New Perspectives on the Prehistoric Transition to Agriculture
Edited by T. Douglas PriceAnne Birgitte Gebauer
$29.95 Paperback 978-0-933452-91-6 January 1996
In case studies ranging from the Far East to the American Southwest, the authors of Last Hunters-First Farmers provide a global perspective on contemporary research into the origins of agriculture. Downplaying more traditional explanations of the turn to agriculture, such as the influence of marginal environments and population pressures, the authors emphasize instead the importance of the resource-rich areas in which agriculture began, the complex social organizations already in place, the role of sedentism, and, in some locales, the advent of economic intensification and competition.
Cultural Contexts and the Attribution of Inner States
Edited by Lawrence Rosen
$24.95 Paperback 978-0-933452-89-3 May 1995
$29.95 Hardcover 978-0-933452-88-6 May 1995
The authors argue that although intentionality might appear to be a wholly abstract phenomenon, it is deeply entwined with the nature and distribution of power, the portrayal of events, the assessment of personhood, the interplay of trust and deception, and the assessment of moral and legal responsibility.
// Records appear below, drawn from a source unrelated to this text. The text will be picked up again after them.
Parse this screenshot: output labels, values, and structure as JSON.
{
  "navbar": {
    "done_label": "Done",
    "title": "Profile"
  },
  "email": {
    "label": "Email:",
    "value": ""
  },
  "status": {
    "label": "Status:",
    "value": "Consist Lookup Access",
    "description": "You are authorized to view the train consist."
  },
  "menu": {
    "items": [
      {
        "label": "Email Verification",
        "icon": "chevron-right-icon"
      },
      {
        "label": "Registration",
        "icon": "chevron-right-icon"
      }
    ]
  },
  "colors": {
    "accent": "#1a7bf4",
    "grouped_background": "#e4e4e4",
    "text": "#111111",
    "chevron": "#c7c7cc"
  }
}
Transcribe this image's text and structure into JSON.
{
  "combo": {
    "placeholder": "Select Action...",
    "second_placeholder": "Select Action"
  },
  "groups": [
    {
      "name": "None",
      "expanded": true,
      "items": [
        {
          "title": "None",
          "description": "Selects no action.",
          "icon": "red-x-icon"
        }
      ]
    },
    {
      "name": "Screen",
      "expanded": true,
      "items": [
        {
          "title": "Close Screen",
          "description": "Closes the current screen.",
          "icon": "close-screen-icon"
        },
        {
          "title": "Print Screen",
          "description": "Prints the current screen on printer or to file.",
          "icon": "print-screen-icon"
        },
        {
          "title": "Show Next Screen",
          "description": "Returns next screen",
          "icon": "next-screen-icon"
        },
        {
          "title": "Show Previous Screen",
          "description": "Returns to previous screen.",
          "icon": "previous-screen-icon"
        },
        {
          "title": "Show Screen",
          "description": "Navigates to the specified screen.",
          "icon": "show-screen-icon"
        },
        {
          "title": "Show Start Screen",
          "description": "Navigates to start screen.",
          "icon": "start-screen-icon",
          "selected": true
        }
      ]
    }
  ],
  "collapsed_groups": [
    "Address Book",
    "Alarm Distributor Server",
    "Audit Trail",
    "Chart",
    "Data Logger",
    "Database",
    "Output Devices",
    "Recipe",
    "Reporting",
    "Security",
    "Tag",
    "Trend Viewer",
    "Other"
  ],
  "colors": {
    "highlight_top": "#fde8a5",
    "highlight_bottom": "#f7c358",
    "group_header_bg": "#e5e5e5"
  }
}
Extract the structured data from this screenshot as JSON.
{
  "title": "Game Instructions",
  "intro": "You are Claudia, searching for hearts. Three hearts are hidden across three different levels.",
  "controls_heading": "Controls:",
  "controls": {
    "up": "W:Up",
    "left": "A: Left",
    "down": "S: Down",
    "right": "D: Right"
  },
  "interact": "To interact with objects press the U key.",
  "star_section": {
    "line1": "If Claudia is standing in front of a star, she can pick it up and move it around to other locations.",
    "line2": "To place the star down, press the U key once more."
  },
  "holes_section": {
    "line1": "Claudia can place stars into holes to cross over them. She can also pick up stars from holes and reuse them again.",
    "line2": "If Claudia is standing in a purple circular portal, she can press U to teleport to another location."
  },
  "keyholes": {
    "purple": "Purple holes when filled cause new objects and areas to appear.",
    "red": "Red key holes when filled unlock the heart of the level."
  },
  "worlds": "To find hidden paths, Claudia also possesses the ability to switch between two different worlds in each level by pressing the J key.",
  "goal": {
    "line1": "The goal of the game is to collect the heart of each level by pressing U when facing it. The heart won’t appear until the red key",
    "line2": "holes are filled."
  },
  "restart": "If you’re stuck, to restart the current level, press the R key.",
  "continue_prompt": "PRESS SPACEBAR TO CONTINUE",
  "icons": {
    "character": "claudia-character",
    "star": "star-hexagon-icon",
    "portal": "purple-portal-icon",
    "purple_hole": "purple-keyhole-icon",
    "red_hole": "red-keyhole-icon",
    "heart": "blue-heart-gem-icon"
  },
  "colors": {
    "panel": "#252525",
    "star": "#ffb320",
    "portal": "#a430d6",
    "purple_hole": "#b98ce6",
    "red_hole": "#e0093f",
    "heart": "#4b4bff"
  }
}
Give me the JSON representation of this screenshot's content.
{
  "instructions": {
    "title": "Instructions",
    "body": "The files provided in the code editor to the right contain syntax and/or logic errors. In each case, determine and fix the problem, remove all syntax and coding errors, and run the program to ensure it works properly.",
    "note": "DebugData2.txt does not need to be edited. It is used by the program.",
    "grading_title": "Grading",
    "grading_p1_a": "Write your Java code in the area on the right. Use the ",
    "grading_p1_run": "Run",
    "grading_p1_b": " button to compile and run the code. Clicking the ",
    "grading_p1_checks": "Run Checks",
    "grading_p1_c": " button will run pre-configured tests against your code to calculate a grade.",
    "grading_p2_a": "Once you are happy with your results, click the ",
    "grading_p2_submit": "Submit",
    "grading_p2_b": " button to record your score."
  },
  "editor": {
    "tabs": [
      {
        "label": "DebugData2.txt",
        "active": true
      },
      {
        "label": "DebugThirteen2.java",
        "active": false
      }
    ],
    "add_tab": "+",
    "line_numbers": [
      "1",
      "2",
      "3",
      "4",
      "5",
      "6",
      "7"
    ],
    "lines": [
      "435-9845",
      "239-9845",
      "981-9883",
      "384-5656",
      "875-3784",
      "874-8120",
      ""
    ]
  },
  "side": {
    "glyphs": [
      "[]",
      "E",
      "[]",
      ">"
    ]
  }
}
Generations of college students know the Yanomami as the example of "natural" aggression in human society. These reputedly isolated people have been portrayed as fiercely engaging in constant warfare over women, status, and revenge. Ferguson argues persuasively that the Yanomami make war not because Western influence is absent, but because it is present.
Evolution of Social Information Transfer in Monkeys, Apes, and Hominids
By Barbara J. King
$19.95 Paperback 978-0-933452-40-4 November 1994
The Information Continuum creates a synthetic view of the evolution of communication among primates. King contends that the crucial element in the evolution of information acquisition and transfer is the acquired ability to donate information to others.
Eight anthropologists, sociologists, and historians probe the oppositional narratives created by Chinese rural intellectuals, èmigrè Croats, and organized dissenters such as the Djilas of Yugoslavia who constructed and maintained oppositional histories in state socialist societies.
Two dozen leading archaeologists isolate a number of themes that were central to the process of increasing complexity in prehistoric Southwestern society, including increased food production, a greater degree of sedentism, and a dramatically increasing population.
Environmental change is one of the most pressing problems facing the world community. In this volume, the authors take a critical step toward establishing a new environmental science by deconstructing the traditional culture/nature dichotomy and placing human/environmental interaction at the center of any new attempts to deal with global environmental change.
Challenging the widely held view of the Hopi Indians of Arizona as a sober, peaceful, and cooperative people with an egalitarian social organization, Levy examines the 1906 split in the Third Mesa village of Orayvi.